Photography by Jacinto Ariza
The third night of Latino Fashion Week, Teen Day Fashion Show, was not only to celebrate the young designers participating this year’s fest, but to promote healthy self-esteem and lifetstyle within all youth using fashion as an element of positivism.
The fashion show was an event that showcased the designs of Gabriela Gomez, AKIRA Chicago, Zoë Damacela and the world premiere of Jorge Perez de La Havana’s Quinceañera collection for Macy’s. The night commenced with a discussion with Latino Fashion Week’s AWESOME panel. The panel consisted of Zoë Damacela, Taylor Mallory, Nicole Suarez and Cristina Rivera. Their discussions varied from their personal stories of overcoming adversity to words of wisdom that encouraged bravery, confidence and a dedication to one’s passion and craft.
On the runway, Gabriela Gomez kicked off the show with her vibrant collection of four looks that I’d describe as Pocahontas in the City—in a way that really worked. The collection itself was restricted to a neutral palette which consisted of cooper and ivory. The looks, while simple, were trendy and teen-appropriate.

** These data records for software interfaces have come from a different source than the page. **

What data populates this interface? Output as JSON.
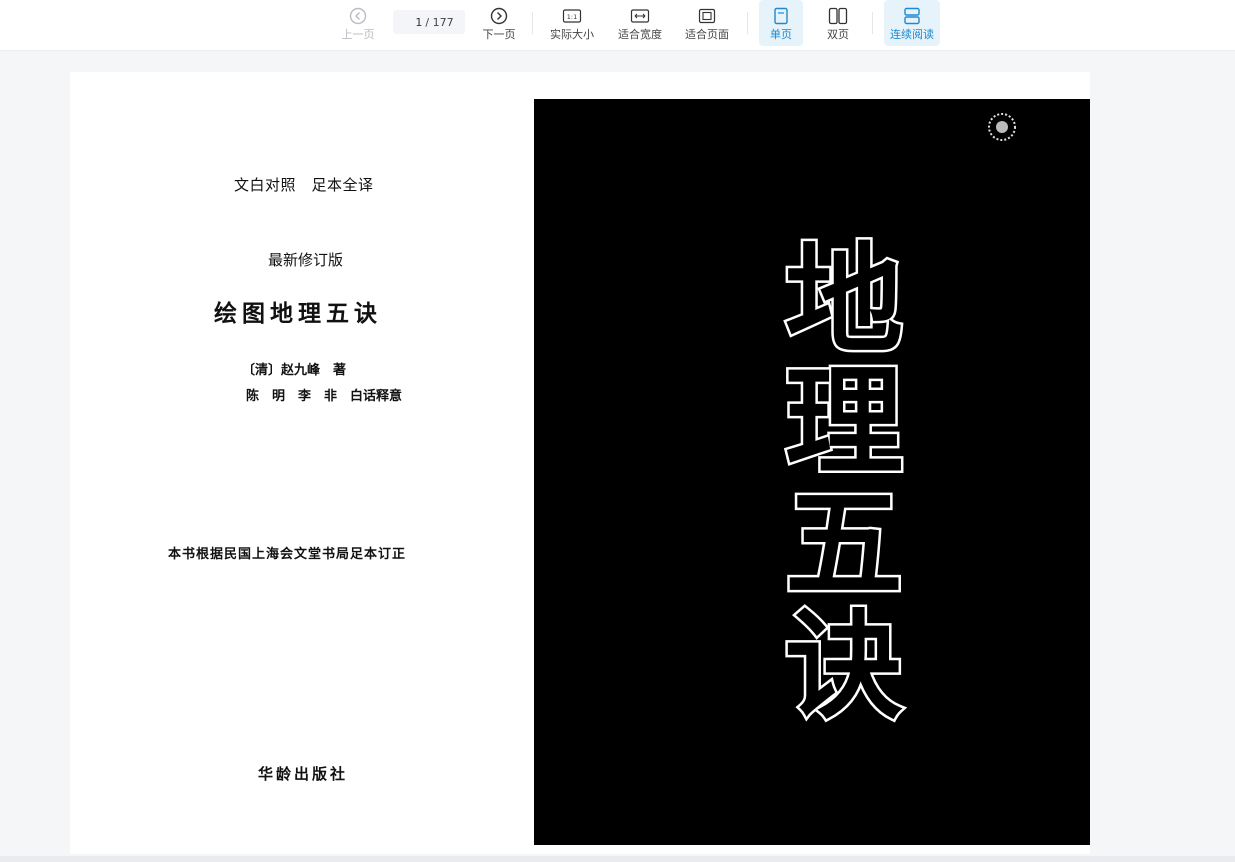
{
  "toolbar": {
    "prev_label": "上一页",
    "next_label": "下一页",
    "page_current": "1",
    "page_total": "/ 177",
    "actual_size_label": "实际大小",
    "fit_width_label": "适合宽度",
    "fit_page_label": "适合页面",
    "single_page_label": "单页",
    "double_page_label": "双页",
    "continuous_label": "连续阅读",
    "actual_size_icon_text": "1:1"
  },
  "document": {
    "left_page": {
      "line1": "文白对照　足本全译",
      "line2": "最新修订版",
      "title": "绘图地理五诀",
      "author": "〔清〕赵九峰　著",
      "translators": "陈　明　李　非　白话释意",
      "source_note": "本书根据民国上海会文堂书局足本订正",
      "publisher": "华龄出版社"
    },
    "cover": {
      "chars": [
        "地",
        "理",
        "五",
        "诀"
      ]
    }
  },
  "colors": {
    "accent": "#1e88d2",
    "active_bg": "#e6f3fb",
    "disabled": "#b8bcc4"
  }
}
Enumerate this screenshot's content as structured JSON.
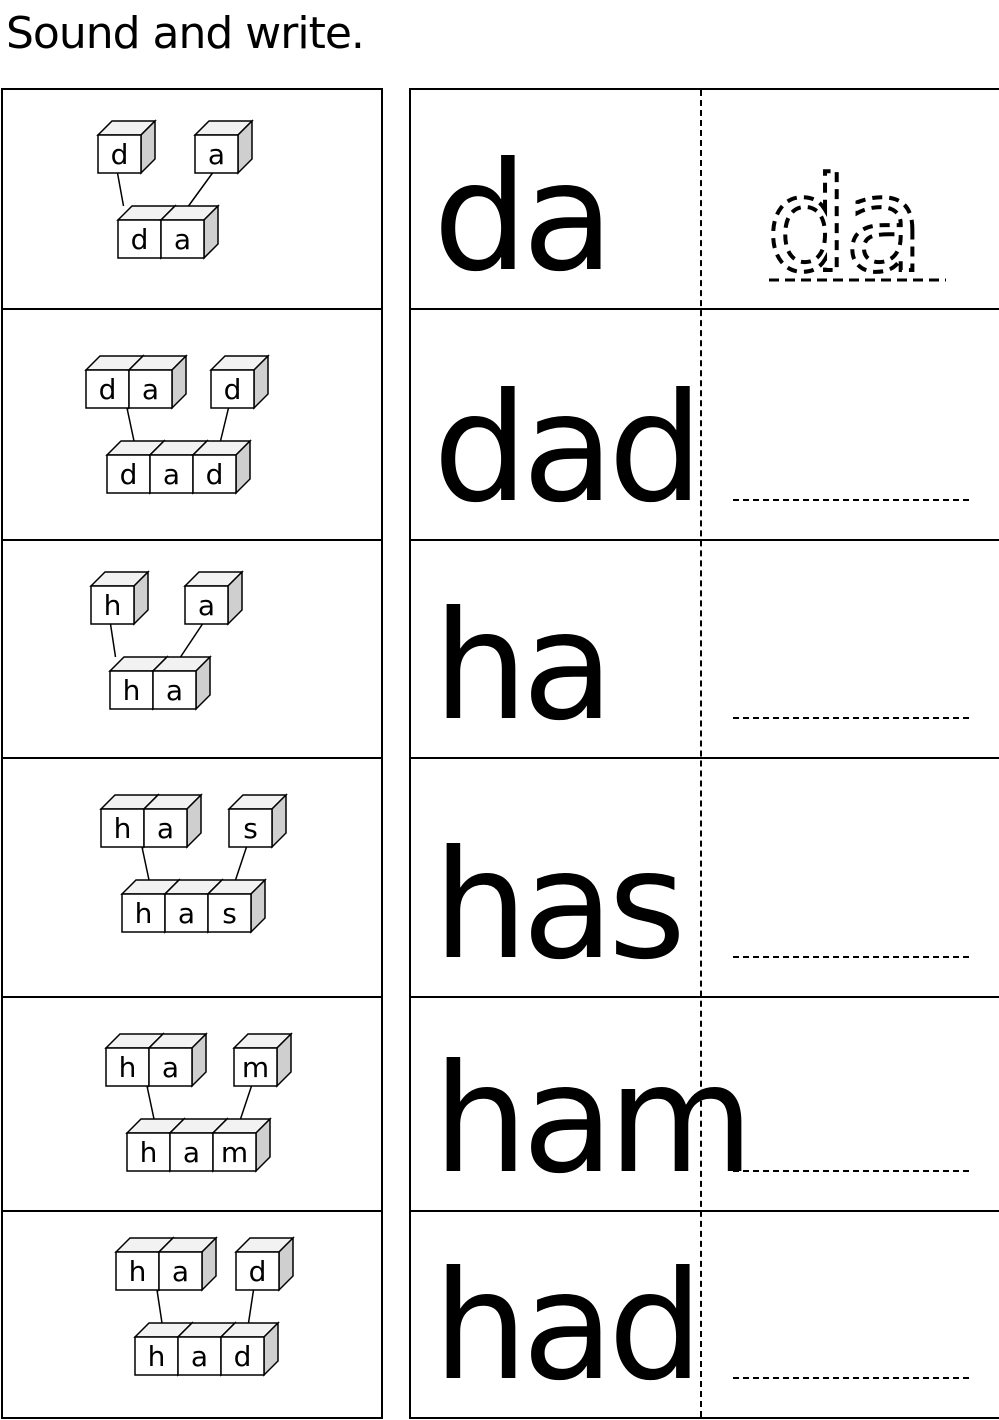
{
  "title": "Sound and write.",
  "rows": [
    {
      "word": "da",
      "parts": [
        "d",
        "a"
      ],
      "letters": [
        "d",
        "a"
      ]
    },
    {
      "word": "dad",
      "parts": [
        "da",
        "d"
      ],
      "letters": [
        "d",
        "a",
        "d"
      ]
    },
    {
      "word": "ha",
      "parts": [
        "h",
        "a"
      ],
      "letters": [
        "h",
        "a"
      ]
    },
    {
      "word": "has",
      "parts": [
        "ha",
        "s"
      ],
      "letters": [
        "h",
        "a",
        "s"
      ]
    },
    {
      "word": "ham",
      "parts": [
        "ha",
        "m"
      ],
      "letters": [
        "h",
        "a",
        "m"
      ]
    },
    {
      "word": "had",
      "parts": [
        "ha",
        "d"
      ],
      "letters": [
        "h",
        "a",
        "d"
      ]
    }
  ],
  "trace_example": "da"
}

AKIRA Chicago, never failing to awe with trendsetting style, emerged as the model of the more contemporary Latino adult. The collection consisted of a variety of looks for men and women. The consistent pattern in both were leather and studded textures that exuded urban glamour. One of the most striking looks was a black-and-white printed skirt with a fitted black crop top under a fringed blazer. Jewel-encrusted platform boots topped off the look of city luxury. However, while innovative and fresh, the offerings did not strike me as teen apparel, per se. They felt a little too risque for a 15-year-old girl (all models were under 18). So while the garments were stunning, the style was a little off key for the theme of the night.
Chicago native and one of Latino Fashion Week’s most promising designer, Zoë Damacela, came soon after. Her collection featured a lovely array of teen-ready cocktail dresses and , the boldest piece of which was a leather mini with a sheer overlay.
The world premiere of Jorge Perez de la Havana Quinceañera line for Macy’s closed the night. His vibrant and eclectic collection was composed of rich fabrics in exotic colors, raging from royal blue to stunning scarlets, with gowns encrusted in jewels. Talk about a luxurious touch to the traditional market of quinceañera collections. The dress silhouettes were form-fitting with many following the flattering—but still age-appropriate—mermaid cut. The showstopper was, of course, the closing number, which bore a resemblance to his bridal collection. The ivory number in a mermaid silhouette had beading down the upper bodice and a subtle slit, a nod to vintage Havana.
After the show, I spoke with Zoe Damacela and asked her for a few words. Not varying much in age, Zoe and I are both juggling school and work, so I asked her how she, as a teen, can she handle so many adult responsibilities while still attending school full-time? Her response: “Time management. I dedicate about three hours a day to my passion [designing], which amount to 14 to 16 hours a week, and the rest is consumed by travel and school work.” Even though her big break came when she appeared on the cover of Seventeen magazine, her humbleness and her ability to relate to an average Jane like me, is what truly makes her the embodiment of a modern-day Latina.
Jorge Perez de La Havana also shared a few moments with me to discuss his inspiration, his competition and his impact on the phenomenon that is Quinceañera. I was curious to know how he felt his collection differed from other designers such as Jovanny and Le Femme? “My collection is a fresh new design on Old World Havana,” Perez de La Havana says. “It’s a nod to the 1950s and its elegance and subtle sex appeal. It’s more tailored and form fitting to the body of a Latina.” Furthermore, he also discussed the vision and the shift in tradition when it comes to the modern-day quinceañera: “Today’s quinceañera is not having her party out of respect for her family; it’s her rite of passage into maturity and, most importantly, the metamorphosis from the girl becoming a woman. Today’s quinceañera is sexier, more confident, more sure of her future and aware of her personal style.”